(Work request)
In your copy, include no images, and write out every entry below exactly as it stands.

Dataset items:
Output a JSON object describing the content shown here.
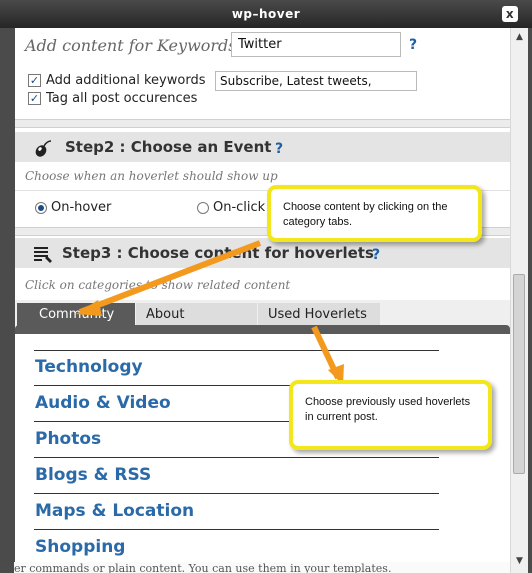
{
  "window": {
    "title": "wp–hover",
    "close": "x"
  },
  "background_text": "er commands or plain content. You can use them in your templates.",
  "keywords": {
    "label": "Add content for Keywords :",
    "value": "Twitter",
    "help": "?",
    "add_additional": {
      "label": "Add additional keywords",
      "checked": true,
      "value": "Subscribe, Latest tweets,"
    },
    "tag_all": {
      "label": "Tag all post occurences",
      "checked": true
    }
  },
  "step2": {
    "icon": "mouse-icon",
    "title": "Step2 : Choose an Event",
    "help": "?",
    "subtitle": "Choose when an hoverlet should show up",
    "options": [
      {
        "label": "On-hover",
        "selected": true
      },
      {
        "label": "On-click",
        "selected": false
      }
    ]
  },
  "step3": {
    "icon": "list-icon",
    "title": "Step3 : Choose content for hoverlets",
    "help": "?",
    "subtitle": "Click on categories to show related content",
    "tabs": [
      {
        "label": "Community",
        "active": true
      },
      {
        "label": "About",
        "active": false
      },
      {
        "label": "Used Hoverlets",
        "active": false
      }
    ],
    "categories": [
      "Technology",
      "Audio & Video",
      "Photos",
      "Blogs & RSS",
      "Maps & Location",
      "Shopping"
    ]
  },
  "callouts": {
    "tabs_tip": "Choose content by clicking on the category tabs.",
    "used_tip": "Choose previously used hoverlets in current post."
  },
  "colors": {
    "link_blue": "#2a6aa8",
    "callout_border": "#f3e71b",
    "arrow_orange": "#f39a1e",
    "tab_active": "#5a5a5a"
  }
}
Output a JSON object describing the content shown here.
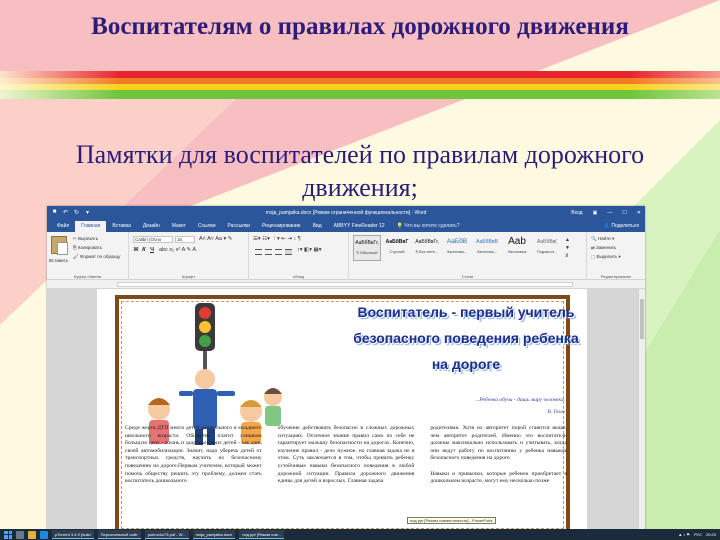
{
  "slide": {
    "title": "Воспитателям о правилах дорожного движения",
    "subtitle": "Памятки для воспитателей по правилам дорожного движения;",
    "colors": {
      "title": "#2b1c7a",
      "band_red": "#e9242e",
      "band_orange": "#f27b25",
      "band_yellow": "#f7d21d",
      "band_green": "#6fc53a"
    }
  },
  "word": {
    "window_title": "moja_pamjatka.docx [Режим ограниченной функциональности] - Word",
    "user": "Вход",
    "quick_access": [
      "save-icon",
      "undo-icon",
      "redo-icon",
      "customize-icon"
    ],
    "tabs": [
      "Файл",
      "Главная",
      "Вставка",
      "Дизайн",
      "Макет",
      "Ссылки",
      "Рассылки",
      "Рецензирование",
      "Вид",
      "ABBYY FineReader 12"
    ],
    "tell_me": "Что вы хотите сделать?",
    "share": "Поделиться",
    "ribbon": {
      "paste": "Вставить",
      "cut": "Вырезать",
      "copy": "Копировать",
      "format_painter": "Формат по образцу",
      "clipboard_label": "Буфер обмена",
      "font_name": "Calibri (Осно",
      "font_size": "16",
      "font_label": "Шрифт",
      "paragraph_label": "Абзац",
      "styles_label": "Стили",
      "styles": [
        {
          "sample": "АаБбВвГг,",
          "name": "¶ Обычный"
        },
        {
          "sample": "АаБбВвГ",
          "name": "Строгий"
        },
        {
          "sample": "АаБбВвГг,",
          "name": "¶ Без инте..."
        },
        {
          "sample": "АаБбВ",
          "name": "Заголово..."
        },
        {
          "sample": "АаБбВвВ",
          "name": "Заголово..."
        },
        {
          "sample": "Aab",
          "name": "Заголовок"
        },
        {
          "sample": "АаБбВв(",
          "name": "Подзагол..."
        }
      ],
      "find": "Найти",
      "replace": "Заменить",
      "select": "Выделить",
      "editing_label": "Редактирование"
    },
    "document": {
      "heading_lines": [
        "Воспитатель - первый учитель",
        "безопасного поведения ребенка",
        "на дороге"
      ],
      "quote": "...Ребенка обучи - дашь миру человека.",
      "quote_author": "В. Гюго",
      "columns": [
        "Среди жертв ДТП много детей дошкольного и младшего школьного возраста. Общество платит слишком большую цену - жизнь и здоровье своих детей - как дань своей автомобилизации. Значит, надо уберечь детей от транспортных средств, научить их безопасному поведению на дороге.Первым учителем, который может помочь обществу решить эту проблему, должен стать воспитатель дошкольного",
        "обучение действовать безопасно в сложных дорожных ситуациях. Отличное знание правил само по себе не гарантирует малышу безопасности на дорогах. Конечно, изучение правил - дело нужное, но главная задача не в этом. Суть заключается в том, чтобы привить ребенку устойчивые навыки безопасного поведения в любой дорожной ситуации. Правила дорожного движения едины для детей и взрослых. Главная задача",
        "родителями. Хотя их авторитет порой ставится выше, чем авторитет родителей. Именно это воспитатели должны максимально использовать и учитывать, когда они ведут работу по воспитанию у ребенка навыков безопасного поведения на дороге.\n\nНавыки и привычки, которые ребенок приобретает в дошкольном возрасте, могут ему несколько позже"
      ]
    },
    "status": {
      "page": "Страница 1 из 4",
      "words": "Число слов: 877",
      "language": "русский",
      "zoom": "100 %"
    },
    "tooltip": "под.ppt [Режим совместимости] - PowerPoint"
  },
  "taskbar": {
    "items": [
      "µTorrent 3.4.9 (build",
      "Персональный сайт",
      "pokrovko73.pdf - W...",
      "moja_pamjatka.docx",
      "под.ppt [Режим сов..."
    ],
    "time": "20:23",
    "lang": "РУС"
  }
}
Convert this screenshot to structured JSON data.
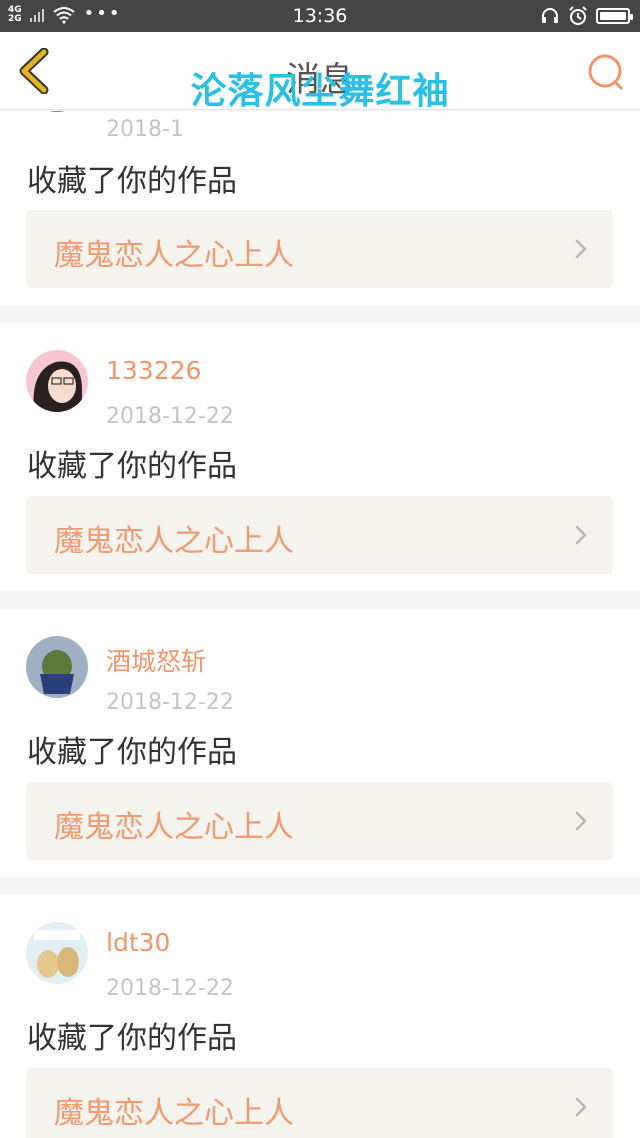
{
  "status_bar": {
    "network_labels": [
      "4G",
      "2G"
    ],
    "time": "13:36",
    "icons": [
      "signal-icon",
      "wifi-icon",
      "more-dots-icon",
      "headset-icon",
      "alarm-icon",
      "battery-icon"
    ],
    "battery_level": 1.0
  },
  "nav": {
    "title": "消息",
    "back_icon": "chevron-left-icon",
    "search_icon": "search-icon"
  },
  "watermark": "沦落风尘舞红袖",
  "colors": {
    "accent": "#f0956a",
    "back_chevron": "#e7b21e",
    "watermark": "#28c0e6",
    "work_bg": "#f4f3ee"
  },
  "messages": [
    {
      "username": "",
      "date": "2018-1",
      "action": "收藏了你的作品",
      "work_title": "魔鬼恋人之心上人"
    },
    {
      "username": "133226",
      "date": "2018-12-22",
      "action": "收藏了你的作品",
      "work_title": "魔鬼恋人之心上人"
    },
    {
      "username": "酒城怒斩",
      "date": "2018-12-22",
      "action": "收藏了你的作品",
      "work_title": "魔鬼恋人之心上人"
    },
    {
      "username": "ldt30",
      "date": "2018-12-22",
      "action": "收藏了你的作品",
      "work_title": "魔鬼恋人之心上人"
    }
  ]
}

(Written answer)
Output a JSON object describing the content shown here.
{
  "window": {
    "title": "wp–hover",
    "close": "x"
  },
  "background_text": "er commands or plain content. You can use them in your templates.",
  "keywords": {
    "label": "Add content for Keywords :",
    "value": "Twitter",
    "help": "?",
    "add_additional": {
      "label": "Add additional keywords",
      "checked": true,
      "value": "Subscribe, Latest tweets,"
    },
    "tag_all": {
      "label": "Tag all post occurences",
      "checked": true
    }
  },
  "step2": {
    "icon": "mouse-icon",
    "title": "Step2 : Choose an Event",
    "help": "?",
    "subtitle": "Choose when an hoverlet should show up",
    "options": [
      {
        "label": "On-hover",
        "selected": true
      },
      {
        "label": "On-click",
        "selected": false
      }
    ]
  },
  "step3": {
    "icon": "list-icon",
    "title": "Step3 : Choose content for hoverlets",
    "help": "?",
    "subtitle": "Click on categories to show related content",
    "tabs": [
      {
        "label": "Community",
        "active": true
      },
      {
        "label": "About",
        "active": false
      },
      {
        "label": "Used Hoverlets",
        "active": false
      }
    ],
    "categories": [
      "Technology",
      "Audio & Video",
      "Photos",
      "Blogs & RSS",
      "Maps & Location",
      "Shopping"
    ]
  },
  "callouts": {
    "tabs_tip": "Choose content by clicking on the category tabs.",
    "used_tip": "Choose previously used hoverlets in current post."
  },
  "colors": {
    "link_blue": "#2a6aa8",
    "callout_border": "#f3e71b",
    "arrow_orange": "#f39a1e",
    "tab_active": "#5a5a5a"
  }
}
Output a JSON object describing the content shown here.
{
  "slide": {
    "title": "Воспитателям о правилах дорожного движения",
    "subtitle": "Памятки для воспитателей по правилам дорожного движения;",
    "colors": {
      "title": "#2b1c7a",
      "band_red": "#e9242e",
      "band_orange": "#f27b25",
      "band_yellow": "#f7d21d",
      "band_green": "#6fc53a"
    }
  },
  "word": {
    "window_title": "moja_pamjatka.docx [Режим ограниченной функциональности] - Word",
    "user": "Вход",
    "quick_access": [
      "save-icon",
      "undo-icon",
      "redo-icon",
      "customize-icon"
    ],
    "tabs": [
      "Файл",
      "Главная",
      "Вставка",
      "Дизайн",
      "Макет",
      "Ссылки",
      "Рассылки",
      "Рецензирование",
      "Вид",
      "ABBYY FineReader 12"
    ],
    "tell_me": "Что вы хотите сделать?",
    "share": "Поделиться",
    "ribbon": {
      "paste": "Вставить",
      "cut": "Вырезать",
      "copy": "Копировать",
      "format_painter": "Формат по образцу",
      "clipboard_label": "Буфер обмена",
      "font_name": "Calibri (Осно",
      "font_size": "16",
      "font_label": "Шрифт",
      "paragraph_label": "Абзац",
      "styles_label": "Стили",
      "styles": [
        {
          "sample": "АаБбВвГг,",
          "name": "¶ Обычный"
        },
        {
          "sample": "АаБбВвГ",
          "name": "Строгий"
        },
        {
          "sample": "АаБбВвГг,",
          "name": "¶ Без инте..."
        },
        {
          "sample": "АаБбВ",
          "name": "Заголово..."
        },
        {
          "sample": "АаБбВвВ",
          "name": "Заголово..."
        },
        {
          "sample": "Aab",
          "name": "Заголовок"
        },
        {
          "sample": "АаБбВв(",
          "name": "Подзагол..."
        }
      ],
      "find": "Найти",
      "replace": "Заменить",
      "select": "Выделить",
      "editing_label": "Редактирование"
    },
    "document": {
      "heading_lines": [
        "Воспитатель - первый учитель",
        "безопасного поведения ребенка",
        "на дороге"
      ],
      "quote": "...Ребенка обучи - дашь миру человека.",
      "quote_author": "В. Гюго",
      "columns": [
        "Среди жертв ДТП много детей дошкольного и младшего школьного возраста. Общество платит слишком большую цену - жизнь и здоровье своих детей - как дань своей автомобилизации. Значит, надо уберечь детей от транспортных средств, научить их безопасному поведению на дороге.Первым учителем, который может помочь обществу решить эту проблему, должен стать воспитатель дошкольного",
        "обучение действовать безопасно в сложных дорожных ситуациях. Отличное знание правил само по себе не гарантирует малышу безопасности на дорогах. Конечно, изучение правил - дело нужное, но главная задача не в этом. Суть заключается в том, чтобы привить ребенку устойчивые навыки безопасного поведения в любой дорожной ситуации. Правила дорожного движения едины для детей и взрослых. Главная задача",
        "родителями. Хотя их авторитет порой ставится выше, чем авторитет родителей. Именно это воспитатели должны максимально использовать и учитывать, когда они ведут работу по воспитанию у ребенка навыков безопасного поведения на дороге.\n\nНавыки и привычки, которые ребенок приобретает в дошкольном возрасте, могут ему несколько позже"
      ]
    },
    "status": {
      "page": "Страница 1 из 4",
      "words": "Число слов: 877",
      "language": "русский",
      "zoom": "100 %"
    },
    "tooltip": "под.ppt [Режим совместимости] - PowerPoint"
  },
  "taskbar": {
    "items": [
      "µTorrent 3.4.9 (build",
      "Персональный сайт",
      "pokrovko73.pdf - W...",
      "moja_pamjatka.docx",
      "под.ppt [Режим сов..."
    ],
    "time": "20:23",
    "lang": "РУС"
  }
}
Convert this screenshot to structured JSON data.
{
  "status_bar": {
    "network_labels": [
      "4G",
      "2G"
    ],
    "time": "13:36",
    "icons": [
      "signal-icon",
      "wifi-icon",
      "more-dots-icon",
      "headset-icon",
      "alarm-icon",
      "battery-icon"
    ],
    "battery_level": 1.0
  },
  "nav": {
    "title": "消息",
    "back_icon": "chevron-left-icon",
    "search_icon": "search-icon"
  },
  "watermark": "沦落风尘舞红袖",
  "colors": {
    "accent": "#f0956a",
    "back_chevron": "#e7b21e",
    "watermark": "#28c0e6",
    "work_bg": "#f4f3ee"
  },
  "messages": [
    {
      "username": "",
      "date": "2018-1",
      "action": "收藏了你的作品",
      "work_title": "魔鬼恋人之心上人"
    },
    {
      "username": "133226",
      "date": "2018-12-22",
      "action": "收藏了你的作品",
      "work_title": "魔鬼恋人之心上人"
    },
    {
      "username": "酒城怒斩",
      "date": "2018-12-22",
      "action": "收藏了你的作品",
      "work_title": "魔鬼恋人之心上人"
    },
    {
      "username": "ldt30",
      "date": "2018-12-22",
      "action": "收藏了你的作品",
      "work_title": "魔鬼恋人之心上人"
    }
  ]
}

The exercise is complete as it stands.